Extracted records:

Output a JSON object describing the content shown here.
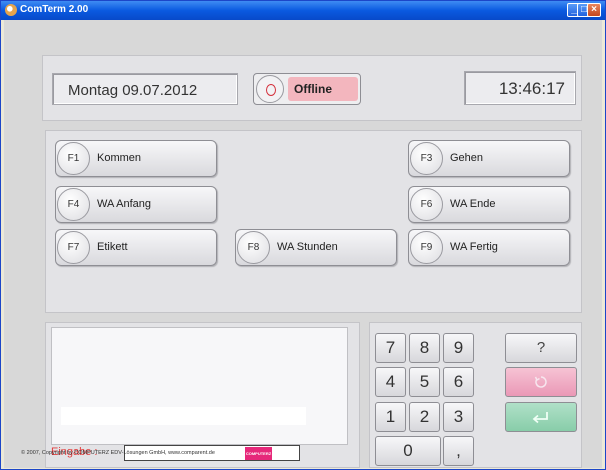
{
  "window": {
    "title": "ComTerm 2.00",
    "minimize_glyph": "_",
    "maximize_glyph": "□",
    "close_glyph": "×"
  },
  "header": {
    "date": "Montag 09.07.2012",
    "status": "Offline",
    "time": "13:46:17"
  },
  "function_buttons": [
    {
      "key": "F1",
      "label": "Kommen"
    },
    {
      "key": "F3",
      "label": "Gehen"
    },
    {
      "key": "F4",
      "label": "WA Anfang"
    },
    {
      "key": "F6",
      "label": "WA Ende"
    },
    {
      "key": "F7",
      "label": "Etikett"
    },
    {
      "key": "F8",
      "label": "WA Stunden"
    },
    {
      "key": "F9",
      "label": "WA Fertig"
    }
  ],
  "input": {
    "label": "Eingabe :",
    "value": ""
  },
  "keypad": {
    "digits": [
      "7",
      "8",
      "9",
      "4",
      "5",
      "6",
      "1",
      "2",
      "3",
      "0",
      ","
    ],
    "help_label": "?",
    "clear_icon": "clear-icon",
    "enter_icon": "enter-icon"
  },
  "footer": {
    "copyright": "© 2007, Copyright by COMPUTERZ EDV-Lösungen GmbH, www.comparent.de",
    "brand": "COMPUTERZ"
  },
  "colors": {
    "offline": "#f3b6be",
    "clear": "#ea98b6",
    "enter": "#88cda9",
    "entry_label": "#e23c3c",
    "titlebar": "#0a5ae0"
  }
}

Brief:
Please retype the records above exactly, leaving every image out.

Solution below:
Output a JSON object describing the content shown here.
{
  "window": {
    "title": "ComTerm 2.00",
    "minimize_glyph": "_",
    "maximize_glyph": "□",
    "close_glyph": "×"
  },
  "header": {
    "date": "Montag 09.07.2012",
    "status": "Offline",
    "time": "13:46:17"
  },
  "function_buttons": [
    {
      "key": "F1",
      "label": "Kommen"
    },
    {
      "key": "F3",
      "label": "Gehen"
    },
    {
      "key": "F4",
      "label": "WA Anfang"
    },
    {
      "key": "F6",
      "label": "WA Ende"
    },
    {
      "key": "F7",
      "label": "Etikett"
    },
    {
      "key": "F8",
      "label": "WA Stunden"
    },
    {
      "key": "F9",
      "label": "WA Fertig"
    }
  ],
  "input": {
    "label": "Eingabe :",
    "value": ""
  },
  "keypad": {
    "digits": [
      "7",
      "8",
      "9",
      "4",
      "5",
      "6",
      "1",
      "2",
      "3",
      "0",
      ","
    ],
    "help_label": "?",
    "clear_icon": "clear-icon",
    "enter_icon": "enter-icon"
  },
  "footer": {
    "copyright": "© 2007, Copyright by COMPUTERZ EDV-Lösungen GmbH, www.comparent.de",
    "brand": "COMPUTERZ"
  },
  "colors": {
    "offline": "#f3b6be",
    "clear": "#ea98b6",
    "enter": "#88cda9",
    "entry_label": "#e23c3c",
    "titlebar": "#0a5ae0"
  }
}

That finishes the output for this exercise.